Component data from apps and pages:
# # # # #
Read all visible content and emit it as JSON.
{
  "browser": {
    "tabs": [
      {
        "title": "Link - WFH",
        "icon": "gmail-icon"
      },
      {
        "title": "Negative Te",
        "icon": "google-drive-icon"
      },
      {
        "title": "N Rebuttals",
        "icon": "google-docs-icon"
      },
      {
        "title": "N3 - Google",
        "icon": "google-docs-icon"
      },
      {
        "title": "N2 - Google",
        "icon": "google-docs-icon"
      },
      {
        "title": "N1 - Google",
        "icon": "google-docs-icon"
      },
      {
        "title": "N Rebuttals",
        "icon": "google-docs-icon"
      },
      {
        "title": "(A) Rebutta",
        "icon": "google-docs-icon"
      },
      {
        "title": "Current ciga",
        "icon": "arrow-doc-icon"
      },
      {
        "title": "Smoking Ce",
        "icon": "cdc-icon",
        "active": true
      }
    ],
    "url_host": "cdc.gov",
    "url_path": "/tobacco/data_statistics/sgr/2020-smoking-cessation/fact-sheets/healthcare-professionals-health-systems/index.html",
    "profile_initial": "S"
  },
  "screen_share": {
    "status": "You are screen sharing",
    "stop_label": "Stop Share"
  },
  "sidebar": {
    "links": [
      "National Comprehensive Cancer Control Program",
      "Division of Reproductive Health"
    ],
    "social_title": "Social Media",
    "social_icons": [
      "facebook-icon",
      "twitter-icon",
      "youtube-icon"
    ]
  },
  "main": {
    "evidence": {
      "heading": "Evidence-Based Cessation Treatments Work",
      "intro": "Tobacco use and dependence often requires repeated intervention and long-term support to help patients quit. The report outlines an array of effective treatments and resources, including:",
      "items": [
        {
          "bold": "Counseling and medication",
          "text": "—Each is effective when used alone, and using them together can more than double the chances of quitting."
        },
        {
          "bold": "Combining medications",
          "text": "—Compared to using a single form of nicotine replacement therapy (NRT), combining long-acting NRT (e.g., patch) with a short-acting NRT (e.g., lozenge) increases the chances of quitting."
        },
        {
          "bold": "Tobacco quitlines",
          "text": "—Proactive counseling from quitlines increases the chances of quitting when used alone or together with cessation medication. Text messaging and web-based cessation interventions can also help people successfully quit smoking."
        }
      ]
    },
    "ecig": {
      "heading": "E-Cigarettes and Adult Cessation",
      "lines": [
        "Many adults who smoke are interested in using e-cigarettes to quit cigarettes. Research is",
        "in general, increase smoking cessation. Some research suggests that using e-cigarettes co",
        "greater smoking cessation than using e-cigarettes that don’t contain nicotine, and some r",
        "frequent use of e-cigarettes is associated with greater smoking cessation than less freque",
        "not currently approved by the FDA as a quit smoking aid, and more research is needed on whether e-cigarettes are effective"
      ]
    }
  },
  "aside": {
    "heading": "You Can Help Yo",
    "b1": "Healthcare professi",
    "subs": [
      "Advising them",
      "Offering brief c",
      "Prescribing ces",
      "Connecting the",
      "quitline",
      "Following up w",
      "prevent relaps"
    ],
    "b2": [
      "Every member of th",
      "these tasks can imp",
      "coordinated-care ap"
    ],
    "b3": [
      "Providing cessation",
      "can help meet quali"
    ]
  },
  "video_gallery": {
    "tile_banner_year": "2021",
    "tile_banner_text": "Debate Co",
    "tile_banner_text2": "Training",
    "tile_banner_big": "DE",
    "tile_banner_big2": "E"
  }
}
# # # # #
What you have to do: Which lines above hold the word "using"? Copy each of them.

Response area:
          "text": "—Each is effective when used alone, and using them together can more than double the chances of quitting."
          "text": "—Compared to using a single form of nicotine replacement therapy (NRT), combining long-acting NRT (e.g., patch) with a short-acting NRT (e.g., lozenge) increases the chances of quitting."
        "Many adults who smoke are interested in using e-cigarettes to quit cigarettes. Research is",
        "in general, increase smoking cessation. Some research suggests that using e-cigarettes co",
        "greater smoking cessation than using e-cigarettes that don’t contain nicotine, and some r",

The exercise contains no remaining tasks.